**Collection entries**
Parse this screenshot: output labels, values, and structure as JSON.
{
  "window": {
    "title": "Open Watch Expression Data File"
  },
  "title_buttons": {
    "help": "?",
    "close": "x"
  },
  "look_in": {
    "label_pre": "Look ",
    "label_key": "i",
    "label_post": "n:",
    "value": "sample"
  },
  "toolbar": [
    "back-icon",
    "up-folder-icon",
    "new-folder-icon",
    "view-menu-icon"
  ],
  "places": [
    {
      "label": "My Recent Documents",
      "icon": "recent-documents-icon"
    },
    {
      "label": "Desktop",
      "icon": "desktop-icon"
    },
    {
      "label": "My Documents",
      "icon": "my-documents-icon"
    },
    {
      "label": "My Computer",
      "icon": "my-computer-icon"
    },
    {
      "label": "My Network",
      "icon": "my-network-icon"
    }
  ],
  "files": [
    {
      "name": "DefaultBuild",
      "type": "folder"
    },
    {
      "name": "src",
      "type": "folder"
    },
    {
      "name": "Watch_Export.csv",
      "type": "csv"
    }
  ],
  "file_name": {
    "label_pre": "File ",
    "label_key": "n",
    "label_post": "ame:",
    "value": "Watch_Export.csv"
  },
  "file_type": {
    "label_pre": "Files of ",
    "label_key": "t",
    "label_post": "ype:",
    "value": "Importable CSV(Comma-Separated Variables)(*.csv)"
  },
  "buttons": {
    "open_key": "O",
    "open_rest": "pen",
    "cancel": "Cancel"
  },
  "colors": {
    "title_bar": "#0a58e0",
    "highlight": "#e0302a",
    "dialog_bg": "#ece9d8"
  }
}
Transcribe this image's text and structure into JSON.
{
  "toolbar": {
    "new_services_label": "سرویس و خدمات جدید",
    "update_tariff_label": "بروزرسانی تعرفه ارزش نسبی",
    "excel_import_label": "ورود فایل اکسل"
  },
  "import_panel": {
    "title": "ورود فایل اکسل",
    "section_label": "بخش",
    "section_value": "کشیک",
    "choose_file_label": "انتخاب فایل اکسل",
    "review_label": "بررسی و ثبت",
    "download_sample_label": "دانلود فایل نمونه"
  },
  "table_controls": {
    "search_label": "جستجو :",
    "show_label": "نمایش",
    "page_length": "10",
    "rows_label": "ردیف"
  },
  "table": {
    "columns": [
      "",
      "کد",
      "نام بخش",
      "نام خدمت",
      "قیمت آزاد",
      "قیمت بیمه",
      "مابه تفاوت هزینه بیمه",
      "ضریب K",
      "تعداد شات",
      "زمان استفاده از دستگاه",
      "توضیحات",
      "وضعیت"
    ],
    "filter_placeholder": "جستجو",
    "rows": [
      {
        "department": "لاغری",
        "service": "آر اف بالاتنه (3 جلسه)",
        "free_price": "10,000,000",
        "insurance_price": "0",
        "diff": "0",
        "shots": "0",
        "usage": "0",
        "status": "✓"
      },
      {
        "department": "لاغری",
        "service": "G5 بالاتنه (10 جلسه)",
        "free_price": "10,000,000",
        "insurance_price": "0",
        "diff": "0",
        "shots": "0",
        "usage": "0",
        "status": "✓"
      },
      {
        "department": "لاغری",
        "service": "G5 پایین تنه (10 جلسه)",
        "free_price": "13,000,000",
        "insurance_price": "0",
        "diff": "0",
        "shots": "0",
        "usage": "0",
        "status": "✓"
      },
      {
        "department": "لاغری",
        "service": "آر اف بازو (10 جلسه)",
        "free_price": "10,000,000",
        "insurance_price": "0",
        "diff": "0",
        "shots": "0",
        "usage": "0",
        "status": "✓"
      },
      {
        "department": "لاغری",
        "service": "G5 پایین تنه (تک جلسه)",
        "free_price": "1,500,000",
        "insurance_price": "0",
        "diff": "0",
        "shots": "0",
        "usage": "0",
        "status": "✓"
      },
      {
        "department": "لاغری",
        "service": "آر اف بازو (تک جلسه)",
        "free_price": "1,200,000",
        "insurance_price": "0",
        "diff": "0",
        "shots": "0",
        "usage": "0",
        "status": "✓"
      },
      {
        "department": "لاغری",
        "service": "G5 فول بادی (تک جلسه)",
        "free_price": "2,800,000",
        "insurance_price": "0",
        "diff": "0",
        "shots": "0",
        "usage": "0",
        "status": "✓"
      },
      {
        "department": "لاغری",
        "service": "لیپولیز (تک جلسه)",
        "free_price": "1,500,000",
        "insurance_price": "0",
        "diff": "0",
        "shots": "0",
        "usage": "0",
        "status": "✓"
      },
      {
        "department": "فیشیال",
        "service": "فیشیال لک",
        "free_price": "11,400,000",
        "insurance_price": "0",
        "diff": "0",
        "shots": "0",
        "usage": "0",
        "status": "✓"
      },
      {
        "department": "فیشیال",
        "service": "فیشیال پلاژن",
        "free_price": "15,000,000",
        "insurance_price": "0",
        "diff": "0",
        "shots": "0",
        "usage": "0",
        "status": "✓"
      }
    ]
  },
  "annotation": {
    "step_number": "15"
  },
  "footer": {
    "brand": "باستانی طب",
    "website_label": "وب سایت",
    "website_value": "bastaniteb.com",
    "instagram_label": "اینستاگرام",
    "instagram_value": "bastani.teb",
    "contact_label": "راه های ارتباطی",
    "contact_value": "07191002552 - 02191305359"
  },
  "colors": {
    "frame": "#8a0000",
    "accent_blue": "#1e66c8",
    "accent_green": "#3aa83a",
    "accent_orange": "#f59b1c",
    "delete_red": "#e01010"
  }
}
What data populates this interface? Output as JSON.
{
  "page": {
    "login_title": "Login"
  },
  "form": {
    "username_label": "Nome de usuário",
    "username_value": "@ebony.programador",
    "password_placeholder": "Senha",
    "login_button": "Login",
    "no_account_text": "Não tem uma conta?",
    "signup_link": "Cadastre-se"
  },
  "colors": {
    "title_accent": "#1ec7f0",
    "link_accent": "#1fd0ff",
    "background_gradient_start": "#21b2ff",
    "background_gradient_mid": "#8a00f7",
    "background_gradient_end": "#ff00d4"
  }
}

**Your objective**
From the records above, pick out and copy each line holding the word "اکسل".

**Output**
    "excel_import_label": "ورود فایل اکسل"
    "title": "ورود فایل اکسل",
    "choose_file_label": "انتخاب فایل اکسل",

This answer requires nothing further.